His latest, Cartography, released on ECM, is an amazing collection of thoughtful sounds. His trumpet playing sounds like Jon Hassell, the overall musical sound sounds like that of Nils Petter Molvaer (who’s trumpet playing, in turn, sounds like Jon Hassell).

Some of the musicians on Cartography album also played with Nils Petter Molvaer: Jan Bang, Eivind Aarset, for example. But there’s a difference…
Molvaer tends to connect to the outskirts of dance music – whereas Henriksen has more of a japanese rooted ‘Zen’ feeling in his music (especially on earlier albums like Sakuteiki).

There’s an interesting contrast between the overall emotional feeling of this album and the almost uncompromising experimental details on it: the strange, out-of-place, cut up texts spoken by David Sylvian, the almost uncomfortable collage-like track ‘Ouija’, deconstructed Trio Mediaeval vocals on “Recording Angel”, nervous trumpet twittering on “Loved One”, the otherworldly soundtrack-feeling of the closing track “Sorrow and it’s Opposite”.
Details like this prevent Cartography from becoming ‘easy listening’, without becoming too uncomfortable by the way. It’s not predominantly ‘experimental’, it’s more ‘associative’. And exactly thát is what makes this album as great as it is.

Cartography is a fascinating album that grows with every listen.  It should be in many people’s “Best of 2009” list!

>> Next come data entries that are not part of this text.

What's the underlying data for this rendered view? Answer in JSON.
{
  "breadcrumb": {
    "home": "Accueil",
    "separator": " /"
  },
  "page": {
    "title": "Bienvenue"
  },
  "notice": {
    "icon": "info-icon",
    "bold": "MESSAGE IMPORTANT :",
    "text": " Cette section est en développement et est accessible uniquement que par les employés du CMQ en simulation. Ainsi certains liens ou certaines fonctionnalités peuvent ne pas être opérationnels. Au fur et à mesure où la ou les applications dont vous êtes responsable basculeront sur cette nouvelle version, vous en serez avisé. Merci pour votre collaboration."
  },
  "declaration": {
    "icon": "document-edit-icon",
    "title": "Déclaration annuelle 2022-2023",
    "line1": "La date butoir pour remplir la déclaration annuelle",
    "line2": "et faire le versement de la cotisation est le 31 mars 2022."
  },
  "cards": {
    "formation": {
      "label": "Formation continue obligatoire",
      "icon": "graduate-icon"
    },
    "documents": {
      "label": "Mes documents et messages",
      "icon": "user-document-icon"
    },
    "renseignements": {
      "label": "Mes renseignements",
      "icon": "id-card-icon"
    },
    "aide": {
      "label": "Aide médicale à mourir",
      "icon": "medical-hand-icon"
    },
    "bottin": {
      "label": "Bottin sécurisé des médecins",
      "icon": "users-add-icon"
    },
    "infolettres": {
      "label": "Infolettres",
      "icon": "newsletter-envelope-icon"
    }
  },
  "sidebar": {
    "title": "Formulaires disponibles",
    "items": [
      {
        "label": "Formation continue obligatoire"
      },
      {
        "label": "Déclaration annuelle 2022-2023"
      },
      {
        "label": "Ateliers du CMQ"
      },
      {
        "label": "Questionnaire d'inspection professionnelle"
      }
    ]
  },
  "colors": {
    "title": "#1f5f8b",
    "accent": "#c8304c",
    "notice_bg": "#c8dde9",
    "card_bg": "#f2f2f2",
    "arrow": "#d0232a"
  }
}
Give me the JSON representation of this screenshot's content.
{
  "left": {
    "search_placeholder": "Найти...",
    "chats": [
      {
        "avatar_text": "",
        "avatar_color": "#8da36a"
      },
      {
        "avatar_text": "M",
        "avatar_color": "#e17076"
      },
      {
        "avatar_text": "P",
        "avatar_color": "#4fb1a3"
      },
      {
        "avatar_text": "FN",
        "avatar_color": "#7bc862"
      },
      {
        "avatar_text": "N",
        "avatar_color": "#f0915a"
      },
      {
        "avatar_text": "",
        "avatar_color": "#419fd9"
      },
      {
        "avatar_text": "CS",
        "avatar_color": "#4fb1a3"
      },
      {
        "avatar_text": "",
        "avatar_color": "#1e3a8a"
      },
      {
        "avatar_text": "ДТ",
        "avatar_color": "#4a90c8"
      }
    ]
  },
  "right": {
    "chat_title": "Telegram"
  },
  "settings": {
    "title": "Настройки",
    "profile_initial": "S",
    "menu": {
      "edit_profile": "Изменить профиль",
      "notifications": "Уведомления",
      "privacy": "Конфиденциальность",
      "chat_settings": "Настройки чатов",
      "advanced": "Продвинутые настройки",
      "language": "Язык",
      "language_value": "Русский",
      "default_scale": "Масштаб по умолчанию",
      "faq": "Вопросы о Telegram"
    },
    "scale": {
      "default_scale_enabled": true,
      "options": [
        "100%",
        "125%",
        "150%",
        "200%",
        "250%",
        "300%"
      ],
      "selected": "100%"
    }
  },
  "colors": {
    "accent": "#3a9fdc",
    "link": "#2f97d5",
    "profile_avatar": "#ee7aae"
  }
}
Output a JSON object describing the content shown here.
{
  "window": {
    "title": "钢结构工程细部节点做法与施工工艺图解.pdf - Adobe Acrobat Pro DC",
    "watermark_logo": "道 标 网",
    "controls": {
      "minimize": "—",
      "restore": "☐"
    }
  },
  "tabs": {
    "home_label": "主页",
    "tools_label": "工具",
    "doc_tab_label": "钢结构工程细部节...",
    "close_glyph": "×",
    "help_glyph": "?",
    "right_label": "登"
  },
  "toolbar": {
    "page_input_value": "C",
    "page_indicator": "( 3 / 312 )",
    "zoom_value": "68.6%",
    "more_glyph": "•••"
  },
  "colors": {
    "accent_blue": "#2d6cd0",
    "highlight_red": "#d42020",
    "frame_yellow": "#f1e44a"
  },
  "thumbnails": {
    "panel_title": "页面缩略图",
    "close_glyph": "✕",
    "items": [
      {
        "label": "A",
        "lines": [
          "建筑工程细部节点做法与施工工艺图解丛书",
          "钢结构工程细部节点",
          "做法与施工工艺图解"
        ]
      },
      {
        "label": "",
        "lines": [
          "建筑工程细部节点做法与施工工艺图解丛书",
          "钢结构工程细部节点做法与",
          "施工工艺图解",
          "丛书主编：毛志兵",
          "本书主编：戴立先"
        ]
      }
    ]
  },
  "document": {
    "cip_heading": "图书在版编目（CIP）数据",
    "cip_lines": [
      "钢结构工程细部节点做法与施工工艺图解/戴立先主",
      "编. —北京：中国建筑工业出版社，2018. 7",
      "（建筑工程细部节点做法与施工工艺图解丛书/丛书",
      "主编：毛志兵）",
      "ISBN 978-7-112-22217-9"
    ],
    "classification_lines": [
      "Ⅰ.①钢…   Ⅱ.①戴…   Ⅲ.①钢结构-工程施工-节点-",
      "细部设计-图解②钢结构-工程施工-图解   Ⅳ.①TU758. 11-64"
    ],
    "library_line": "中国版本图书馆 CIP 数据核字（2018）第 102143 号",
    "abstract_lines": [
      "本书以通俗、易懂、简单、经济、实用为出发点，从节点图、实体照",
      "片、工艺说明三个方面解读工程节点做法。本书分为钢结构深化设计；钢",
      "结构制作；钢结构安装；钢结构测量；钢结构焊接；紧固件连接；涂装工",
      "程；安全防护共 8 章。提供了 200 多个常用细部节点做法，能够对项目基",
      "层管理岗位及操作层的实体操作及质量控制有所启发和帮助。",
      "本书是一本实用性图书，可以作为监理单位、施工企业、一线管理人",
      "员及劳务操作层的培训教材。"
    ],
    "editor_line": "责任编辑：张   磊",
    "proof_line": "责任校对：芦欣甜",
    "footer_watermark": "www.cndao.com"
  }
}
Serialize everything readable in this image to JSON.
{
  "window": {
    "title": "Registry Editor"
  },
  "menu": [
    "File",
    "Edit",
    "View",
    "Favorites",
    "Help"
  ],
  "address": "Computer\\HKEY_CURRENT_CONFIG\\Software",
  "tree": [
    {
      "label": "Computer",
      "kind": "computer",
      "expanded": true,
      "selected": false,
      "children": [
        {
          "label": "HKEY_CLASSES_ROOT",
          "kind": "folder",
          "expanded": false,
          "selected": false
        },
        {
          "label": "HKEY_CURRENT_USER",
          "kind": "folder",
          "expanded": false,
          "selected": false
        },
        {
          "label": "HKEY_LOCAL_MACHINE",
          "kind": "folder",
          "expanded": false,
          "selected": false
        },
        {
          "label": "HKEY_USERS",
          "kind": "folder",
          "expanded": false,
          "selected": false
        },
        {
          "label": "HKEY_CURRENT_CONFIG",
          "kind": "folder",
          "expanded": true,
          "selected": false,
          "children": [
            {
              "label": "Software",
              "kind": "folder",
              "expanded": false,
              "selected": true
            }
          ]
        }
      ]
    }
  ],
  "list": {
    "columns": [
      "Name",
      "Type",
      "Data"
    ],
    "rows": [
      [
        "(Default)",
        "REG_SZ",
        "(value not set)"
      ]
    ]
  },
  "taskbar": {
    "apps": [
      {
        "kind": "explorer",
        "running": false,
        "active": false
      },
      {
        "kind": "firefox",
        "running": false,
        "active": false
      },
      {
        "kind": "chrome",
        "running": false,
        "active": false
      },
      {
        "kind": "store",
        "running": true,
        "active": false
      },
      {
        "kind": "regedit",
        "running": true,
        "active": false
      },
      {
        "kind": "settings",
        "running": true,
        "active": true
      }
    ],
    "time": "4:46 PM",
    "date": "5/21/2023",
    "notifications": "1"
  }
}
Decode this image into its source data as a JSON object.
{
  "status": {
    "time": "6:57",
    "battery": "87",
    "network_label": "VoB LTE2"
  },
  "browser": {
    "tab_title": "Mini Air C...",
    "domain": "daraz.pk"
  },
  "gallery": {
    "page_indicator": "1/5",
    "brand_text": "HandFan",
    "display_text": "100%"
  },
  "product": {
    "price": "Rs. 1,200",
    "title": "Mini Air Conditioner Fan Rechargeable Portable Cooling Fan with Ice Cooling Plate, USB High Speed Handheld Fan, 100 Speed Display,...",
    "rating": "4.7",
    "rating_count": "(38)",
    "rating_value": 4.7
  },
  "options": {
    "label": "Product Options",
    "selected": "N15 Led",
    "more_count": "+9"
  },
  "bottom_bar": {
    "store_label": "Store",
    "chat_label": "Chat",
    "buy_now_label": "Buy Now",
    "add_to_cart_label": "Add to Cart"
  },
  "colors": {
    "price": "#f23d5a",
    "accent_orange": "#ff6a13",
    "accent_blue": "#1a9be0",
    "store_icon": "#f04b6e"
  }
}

Leave a comment

Your email address will not be published. Required fields are marked *